» Task requirements: The full set of entries should be repeated without a single change.
--- Supplied material Enclosed Below ---
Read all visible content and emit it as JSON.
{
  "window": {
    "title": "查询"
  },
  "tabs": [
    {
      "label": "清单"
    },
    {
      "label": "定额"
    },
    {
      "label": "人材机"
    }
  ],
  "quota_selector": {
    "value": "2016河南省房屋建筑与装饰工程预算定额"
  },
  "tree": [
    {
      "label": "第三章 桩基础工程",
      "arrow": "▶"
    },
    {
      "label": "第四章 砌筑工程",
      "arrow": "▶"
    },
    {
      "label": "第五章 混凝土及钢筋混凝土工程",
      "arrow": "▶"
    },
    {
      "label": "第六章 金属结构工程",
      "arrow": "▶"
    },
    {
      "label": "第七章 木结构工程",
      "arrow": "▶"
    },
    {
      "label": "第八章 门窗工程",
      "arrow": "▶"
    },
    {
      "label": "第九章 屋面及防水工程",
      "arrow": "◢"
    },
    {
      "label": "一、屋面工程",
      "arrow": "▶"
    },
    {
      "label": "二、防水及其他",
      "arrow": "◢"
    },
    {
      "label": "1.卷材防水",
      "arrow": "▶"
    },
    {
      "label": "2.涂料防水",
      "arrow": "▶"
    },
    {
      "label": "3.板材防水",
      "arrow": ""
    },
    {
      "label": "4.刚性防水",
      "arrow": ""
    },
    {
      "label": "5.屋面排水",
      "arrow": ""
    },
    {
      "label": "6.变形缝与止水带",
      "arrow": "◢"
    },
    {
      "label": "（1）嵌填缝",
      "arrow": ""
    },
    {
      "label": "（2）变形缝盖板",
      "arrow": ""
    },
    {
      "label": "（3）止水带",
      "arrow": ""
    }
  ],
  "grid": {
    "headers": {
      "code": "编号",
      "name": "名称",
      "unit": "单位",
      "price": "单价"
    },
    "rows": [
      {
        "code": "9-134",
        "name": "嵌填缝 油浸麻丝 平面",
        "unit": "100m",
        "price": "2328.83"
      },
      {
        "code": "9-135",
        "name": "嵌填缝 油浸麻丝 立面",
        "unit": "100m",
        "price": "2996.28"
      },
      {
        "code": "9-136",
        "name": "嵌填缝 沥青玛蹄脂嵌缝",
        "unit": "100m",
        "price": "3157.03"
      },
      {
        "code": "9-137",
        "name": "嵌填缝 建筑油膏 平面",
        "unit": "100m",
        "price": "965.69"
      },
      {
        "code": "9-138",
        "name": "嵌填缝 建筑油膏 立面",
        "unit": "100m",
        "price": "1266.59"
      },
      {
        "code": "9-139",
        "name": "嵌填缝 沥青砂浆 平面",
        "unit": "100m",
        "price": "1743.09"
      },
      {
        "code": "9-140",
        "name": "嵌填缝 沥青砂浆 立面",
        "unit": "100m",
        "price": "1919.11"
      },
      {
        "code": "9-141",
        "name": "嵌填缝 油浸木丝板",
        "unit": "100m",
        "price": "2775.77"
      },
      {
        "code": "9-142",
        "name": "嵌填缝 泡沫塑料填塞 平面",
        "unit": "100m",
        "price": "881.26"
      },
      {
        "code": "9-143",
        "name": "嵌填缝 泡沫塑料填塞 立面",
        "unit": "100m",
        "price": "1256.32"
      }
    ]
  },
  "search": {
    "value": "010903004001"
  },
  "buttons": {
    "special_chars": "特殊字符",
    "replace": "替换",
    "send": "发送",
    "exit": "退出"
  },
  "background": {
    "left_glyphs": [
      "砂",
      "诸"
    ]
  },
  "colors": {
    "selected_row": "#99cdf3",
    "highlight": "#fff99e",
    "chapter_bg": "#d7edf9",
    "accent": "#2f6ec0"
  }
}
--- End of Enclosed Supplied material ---
» Result of the task:
Read all visible content and emit it as JSON.
{
  "window": {
    "title": "查询"
  },
  "tabs": [
    {
      "label": "清单"
    },
    {
      "label": "定额"
    },
    {
      "label": "人材机"
    }
  ],
  "quota_selector": {
    "value": "2016河南省房屋建筑与装饰工程预算定额"
  },
  "tree": [
    {
      "label": "第三章 桩基础工程",
      "arrow": "▶"
    },
    {
      "label": "第四章 砌筑工程",
      "arrow": "▶"
    },
    {
      "label": "第五章 混凝土及钢筋混凝土工程",
      "arrow": "▶"
    },
    {
      "label": "第六章 金属结构工程",
      "arrow": "▶"
    },
    {
      "label": "第七章 木结构工程",
      "arrow": "▶"
    },
    {
      "label": "第八章 门窗工程",
      "arrow": "▶"
    },
    {
      "label": "第九章 屋面及防水工程",
      "arrow": "◢"
    },
    {
      "label": "一、屋面工程",
      "arrow": "▶"
    },
    {
      "label": "二、防水及其他",
      "arrow": "◢"
    },
    {
      "label": "1.卷材防水",
      "arrow": "▶"
    },
    {
      "label": "2.涂料防水",
      "arrow": "▶"
    },
    {
      "label": "3.板材防水",
      "arrow": ""
    },
    {
      "label": "4.刚性防水",
      "arrow": ""
    },
    {
      "label": "5.屋面排水",
      "arrow": ""
    },
    {
      "label": "6.变形缝与止水带",
      "arrow": "◢"
    },
    {
      "label": "（1）嵌填缝",
      "arrow": ""
    },
    {
      "label": "（2）变形缝盖板",
      "arrow": ""
    },
    {
      "label": "（3）止水带",
      "arrow": ""
    }
  ],
  "grid": {
    "headers": {
      "code": "编号",
      "name": "名称",
      "unit": "单位",
      "price": "单价"
    },
    "rows": [
      {
        "code": "9-134",
        "name": "嵌填缝 油浸麻丝 平面",
        "unit": "100m",
        "price": "2328.83"
      },
      {
        "code": "9-135",
        "name": "嵌填缝 油浸麻丝 立面",
        "unit": "100m",
        "price": "2996.28"
      },
      {
        "code": "9-136",
        "name": "嵌填缝 沥青玛蹄脂嵌缝",
        "unit": "100m",
        "price": "3157.03"
      },
      {
        "code": "9-137",
        "name": "嵌填缝 建筑油膏 平面",
        "unit": "100m",
        "price": "965.69"
      },
      {
        "code": "9-138",
        "name": "嵌填缝 建筑油膏 立面",
        "unit": "100m",
        "price": "1266.59"
      },
      {
        "code": "9-139",
        "name": "嵌填缝 沥青砂浆 平面",
        "unit": "100m",
        "price": "1743.09"
      },
      {
        "code": "9-140",
        "name": "嵌填缝 沥青砂浆 立面",
        "unit": "100m",
        "price": "1919.11"
      },
      {
        "code": "9-141",
        "name": "嵌填缝 油浸木丝板",
        "unit": "100m",
        "price": "2775.77"
      },
      {
        "code": "9-142",
        "name": "嵌填缝 泡沫塑料填塞 平面",
        "unit": "100m",
        "price": "881.26"
      },
      {
        "code": "9-143",
        "name": "嵌填缝 泡沫塑料填塞 立面",
        "unit": "100m",
        "price": "1256.32"
      }
    ]
  },
  "search": {
    "value": "010903004001"
  },
  "buttons": {
    "special_chars": "特殊字符",
    "replace": "替换",
    "send": "发送",
    "exit": "退出"
  },
  "background": {
    "left_glyphs": [
      "砂",
      "诸"
    ]
  },
  "colors": {
    "selected_row": "#99cdf3",
    "highlight": "#fff99e",
    "chapter_bg": "#d7edf9",
    "accent": "#2f6ec0"
  }
}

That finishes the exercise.